Wednesdays are always busy, and today was no exception. Meetings in the morning until eleven, followed by a therapist session*. After the important, but usually unproductive morning, the afternoon, on the other hand, was spent on teaching, which at least feels important and somehow productive and satisfying. Interestingly, we spent part of our morning meeting discussing how we could boost our student attendance levels during our group exercises among the teachers in our group. It’s a recurring theme here at my university that only about a quarter to half of the registered students show up to participate in classes or group work. Nothing is obligatory, and from what I understood, it’s not allowed to make things so. Overall, my courses have had a reasonable 50% attendance, or higher in my project work (usually 100% there). I don’t know what happened today. Today’s theme was biodiversity decline, and we selected two papers to discuss and break down (Crossley et al. 2020 and Seibold et al. 2019 on insect declines, if you’re curious). These are two interesting papers. Okay, I’m biased. But still… Instead of the usual 18 out of 36 students, this afternoon I was joined by only eight students. I guess this year’s cohort does not like insects? It’s a shame that instead of the six envisioned themes/questions that the students would be working on, only three were covered now. This totally messed up the structure of the group work, and wiped most of the preparation work I did off the table. My take on this during this morning’s meeting was to just maintain enthusiasm for those that do show up, because this is your target audience. These are the people motivated to work with you, and potentially will return for projects with you. What I had not taken into consideration is that if you have not enough students to form groups, and that messes up the structure of your teaching material it becomes a different story.
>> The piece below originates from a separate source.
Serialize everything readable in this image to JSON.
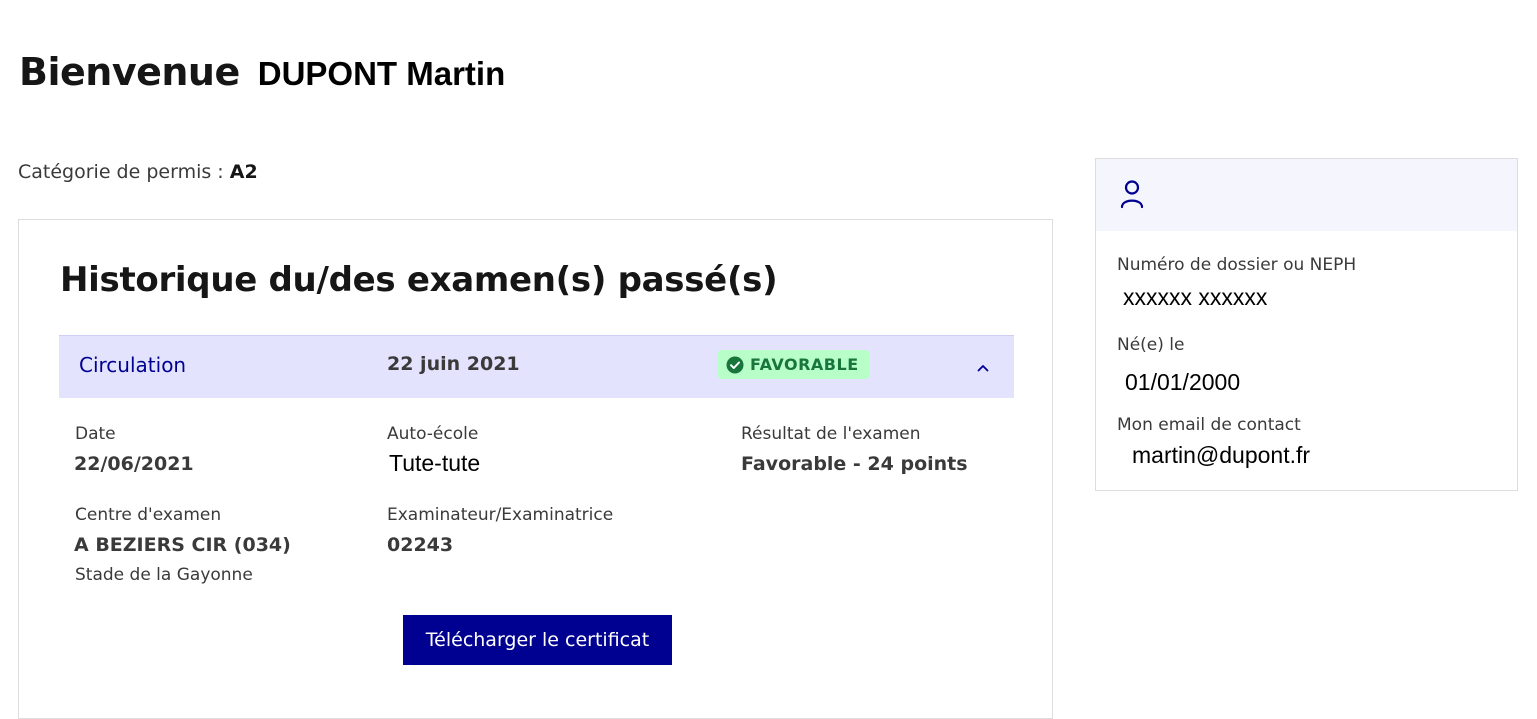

I tried to just casually adapt – with enthusiasm – without freaking out, and while filling in the gaps that were important for the sake of education. The enthusiasm wasn’t hard. It was about insects after all. But whether it all really worked smoothly, I’m not sure. Teaching goes easier if everybody’s there. I hope this was just an exceptional event this week. We’ll see if some people remain next week.
After teaching, just before I headed home, I helped out two PhDs with their final preparations – and transportation of goods – for their insect choice assays, which will commence tomorrow! This is exciting, and I’m really curious to see what we will find out about the preferences of different aphid species for our different tansy plant chemotypes. I’ve taken up more of an observer role on this one, but these two are in full control! I’m confident that we will end this year on a positive note with the new data coming in later this week! I’m a little excited, too. And I admit, it’s also a bit of a personal test for me. I’m not used to taking the back seat in experiments. I try to be heavily involved, usually, also during the practical procedures. I like the grind of doing experimental work, and they’re a huge reason why I’m in academia. But I think it is important to be comfortable with adopting a more passive role, too. Part of being a good supervisor, I think, is trusting your team to do right. And I know they will!
* My Wednesdays will be less cluttered by therapy from now on. This was the last regular session. We’ve decided to keep my remaining sessions as a backup, so no more weekly therapy. Instead, I will see how I fare with a couple months with only a monthly session. The final ten or so, I want to save for just in case. I feel pretty reasonable on the mental end lately, so I probably won’t spiral down into a mental health disaster situation any time soon. But who knows. It’s always good to have some backup. The brain is an unpredictable pile of goo, after all.